Q: Should the Pens win the Cup this year, where does Michel Therrien fit in the hierarchy of Pittsburgh coaches (and not just hockey)? I feel he doesn't get enough credit. I'm not sure enough people in Pittsburgh realize what we have here in Therrien.
Craig, Mt. Lebanon
MOLINARI: Your point about Therrien's detractors is well-taken; the Penguins could run the table in these playoffs and some people would insist they did it despite Therrien, not because of any positive impact he had. Sorry, but if a coach is held accountable when his team struggles, he and his staff deserve credit when it succeeds.

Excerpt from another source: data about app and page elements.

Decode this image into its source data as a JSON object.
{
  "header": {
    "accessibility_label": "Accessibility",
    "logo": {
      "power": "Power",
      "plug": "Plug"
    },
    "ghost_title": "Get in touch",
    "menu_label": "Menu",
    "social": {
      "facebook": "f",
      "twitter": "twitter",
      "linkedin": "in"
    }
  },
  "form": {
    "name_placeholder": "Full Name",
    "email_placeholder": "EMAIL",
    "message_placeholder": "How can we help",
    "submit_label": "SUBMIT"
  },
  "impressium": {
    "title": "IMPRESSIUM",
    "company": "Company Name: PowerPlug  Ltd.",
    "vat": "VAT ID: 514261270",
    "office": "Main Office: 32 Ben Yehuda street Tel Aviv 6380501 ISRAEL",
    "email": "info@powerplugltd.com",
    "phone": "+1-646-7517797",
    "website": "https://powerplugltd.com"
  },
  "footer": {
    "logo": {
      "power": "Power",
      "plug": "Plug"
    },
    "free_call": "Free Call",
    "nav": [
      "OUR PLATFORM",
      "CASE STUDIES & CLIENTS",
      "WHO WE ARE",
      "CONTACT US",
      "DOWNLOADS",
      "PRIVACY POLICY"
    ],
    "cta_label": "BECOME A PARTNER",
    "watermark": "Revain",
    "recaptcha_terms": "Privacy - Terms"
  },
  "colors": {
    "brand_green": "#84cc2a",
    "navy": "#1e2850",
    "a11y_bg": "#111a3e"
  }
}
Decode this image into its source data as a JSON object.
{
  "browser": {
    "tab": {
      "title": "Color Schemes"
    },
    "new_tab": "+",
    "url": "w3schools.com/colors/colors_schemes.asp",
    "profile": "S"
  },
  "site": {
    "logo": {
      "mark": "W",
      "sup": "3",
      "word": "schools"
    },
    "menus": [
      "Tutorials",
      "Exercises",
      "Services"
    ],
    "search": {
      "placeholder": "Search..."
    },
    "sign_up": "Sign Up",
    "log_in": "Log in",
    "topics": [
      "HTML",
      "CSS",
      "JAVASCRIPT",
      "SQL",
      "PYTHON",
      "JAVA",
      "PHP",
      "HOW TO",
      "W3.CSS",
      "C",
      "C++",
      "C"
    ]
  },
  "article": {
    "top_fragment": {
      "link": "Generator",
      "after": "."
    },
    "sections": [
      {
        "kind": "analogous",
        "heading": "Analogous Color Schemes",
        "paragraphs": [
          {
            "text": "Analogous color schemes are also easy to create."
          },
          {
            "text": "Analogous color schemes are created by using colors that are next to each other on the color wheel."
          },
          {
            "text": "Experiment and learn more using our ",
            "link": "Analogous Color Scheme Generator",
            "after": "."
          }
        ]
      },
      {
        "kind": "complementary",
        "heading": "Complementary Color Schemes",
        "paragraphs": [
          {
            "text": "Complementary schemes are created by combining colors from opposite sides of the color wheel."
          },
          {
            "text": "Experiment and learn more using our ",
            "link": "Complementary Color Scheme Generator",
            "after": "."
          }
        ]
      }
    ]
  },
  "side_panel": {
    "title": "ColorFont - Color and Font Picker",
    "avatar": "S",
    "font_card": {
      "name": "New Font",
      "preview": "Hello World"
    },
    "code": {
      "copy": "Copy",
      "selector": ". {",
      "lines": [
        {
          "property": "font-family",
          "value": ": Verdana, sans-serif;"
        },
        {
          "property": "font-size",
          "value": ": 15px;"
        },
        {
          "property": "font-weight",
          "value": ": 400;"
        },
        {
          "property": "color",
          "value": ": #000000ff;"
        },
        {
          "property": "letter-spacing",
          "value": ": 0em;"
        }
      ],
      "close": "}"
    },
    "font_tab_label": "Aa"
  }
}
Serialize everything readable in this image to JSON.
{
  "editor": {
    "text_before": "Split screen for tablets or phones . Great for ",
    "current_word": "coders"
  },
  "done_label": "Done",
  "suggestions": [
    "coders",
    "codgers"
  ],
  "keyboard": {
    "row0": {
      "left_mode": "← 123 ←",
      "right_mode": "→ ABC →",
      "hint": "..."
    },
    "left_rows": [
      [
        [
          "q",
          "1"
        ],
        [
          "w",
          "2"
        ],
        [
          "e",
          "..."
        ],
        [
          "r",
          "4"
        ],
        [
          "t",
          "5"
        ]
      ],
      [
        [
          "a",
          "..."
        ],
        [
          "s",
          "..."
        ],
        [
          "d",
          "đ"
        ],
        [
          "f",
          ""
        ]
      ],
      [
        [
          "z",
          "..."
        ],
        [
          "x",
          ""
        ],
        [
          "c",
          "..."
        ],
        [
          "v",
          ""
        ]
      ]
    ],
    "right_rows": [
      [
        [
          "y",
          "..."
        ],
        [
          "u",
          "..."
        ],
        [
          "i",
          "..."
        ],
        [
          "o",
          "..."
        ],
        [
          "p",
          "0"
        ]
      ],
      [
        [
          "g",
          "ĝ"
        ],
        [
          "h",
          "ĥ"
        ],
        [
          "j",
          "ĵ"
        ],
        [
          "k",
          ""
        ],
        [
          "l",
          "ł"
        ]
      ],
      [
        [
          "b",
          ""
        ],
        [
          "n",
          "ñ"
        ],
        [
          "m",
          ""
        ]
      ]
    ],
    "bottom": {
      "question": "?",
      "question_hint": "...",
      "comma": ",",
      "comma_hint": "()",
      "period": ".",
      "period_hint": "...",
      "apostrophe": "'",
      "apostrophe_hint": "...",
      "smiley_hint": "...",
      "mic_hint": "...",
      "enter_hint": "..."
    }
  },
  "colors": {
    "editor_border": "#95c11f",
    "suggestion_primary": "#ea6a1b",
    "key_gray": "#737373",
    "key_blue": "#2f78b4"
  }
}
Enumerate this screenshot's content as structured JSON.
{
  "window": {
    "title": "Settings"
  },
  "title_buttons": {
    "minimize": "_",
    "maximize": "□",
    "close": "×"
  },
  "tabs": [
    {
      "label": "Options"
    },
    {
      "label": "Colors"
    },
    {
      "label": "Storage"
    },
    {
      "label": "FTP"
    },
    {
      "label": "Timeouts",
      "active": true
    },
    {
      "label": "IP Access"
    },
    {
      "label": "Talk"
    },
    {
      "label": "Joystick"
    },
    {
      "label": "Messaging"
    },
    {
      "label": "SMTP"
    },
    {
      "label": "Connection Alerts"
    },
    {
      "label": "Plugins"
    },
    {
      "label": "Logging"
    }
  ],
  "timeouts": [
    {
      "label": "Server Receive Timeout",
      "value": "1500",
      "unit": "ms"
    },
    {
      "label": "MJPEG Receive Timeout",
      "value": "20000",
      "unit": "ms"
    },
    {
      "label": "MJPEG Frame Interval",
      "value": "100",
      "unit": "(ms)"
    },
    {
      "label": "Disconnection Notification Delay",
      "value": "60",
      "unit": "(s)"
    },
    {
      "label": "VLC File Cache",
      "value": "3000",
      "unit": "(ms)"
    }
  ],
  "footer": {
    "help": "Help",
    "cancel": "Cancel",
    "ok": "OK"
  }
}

There's no question that Therrien has made some moves and decisions that invite criticism -- and he's received it in this space, and plenty of other places -- but, among other things, the discipline and defensive structure he has introduced during his two-plus seasons have played a significant part in how far the Penguins have gotten this spring.
That said -- and as much as some fans seemed interested in how this team, or members of it, stack up to championship clubs of the past -- it is far too early to make any definitive comparisons, for at least one major reason: These Penguins haven't won a Cup.
If, in fact, the Penguins do so something in the next few weeks -- and no one should devote too much time to scheming about how to blow off work so they can attend a victory parade just yet -- there will be ample time to compare and contrast them with the 1992 Penguins or the 1987 Edmonton Oilers or whoever. And if they don't, chances are not many folks will be interested in assessing how the team matches up with great clubs from the past, or how Therrien's work fits in with that of Chuck Noll or Bob Johnson or Chuck Tanner.
Q: If the Pens win the Stanley Cup this year (and obviously it is a little early to be talking about that) and Ty Conklin does not play in at least one game during the playoffs, is it true he will not get his name on the Cup? He only played 33 games during the season and I think he would need to have played at least 41.
MOLINARI: When this general topic was addressed in the Q&A a few weeks ago, the moderator was remiss in not noting the difference between forwards and defensemen and goaltenders. And it is a significant one.
For while defensemen and forwards must participate in at least 41 regular-season games or one during the Cup final to be guaranteed a place on the trophy, all goaltenders have to do is dress for that many games. Actually facing shots in any of them isn't an issue, so if the Penguins were to win the Cup this year -- a pretty popular hypothetical these days, don't you think? -- Conklin would be assured of having his name on it, because he was in uniform for 54 games.
Also, because a surprising number of people have asked about it lately, Colby Armstrong would not be eligible to get his name on the Cup if the Penguins were to win it. Regardless of how many games he appeared in for the Penguins this season -- or, on a level that's more difficult to quantify, what he contributed to their success with his humor and attitude -- a player has to be a member of the organization in question when it actually wins the title to get a spot on the Cup.
Q: How is home-ice advantage determined for the Stanley Cup final?
Gerald Sipe, Delray Beach, Fla.
MOLINARI: Not surprisingly, this issue has been raised by more than a few folks over the past few days. The team with the most points during the regular season has home ice in the final. Detroit earned the most of any club that reached either of the conference finals.
Q: Does anyone still believe the Penguins tanked the last game of the season so they wouldn't have to play Philadelphia in the first round of the playoffs?
Pat Perri, Bakersfield, Calif.
MOLINARI: Haven't heard much discussion of that lately. Might just mean the Penguins have been too terrified to even discuss it.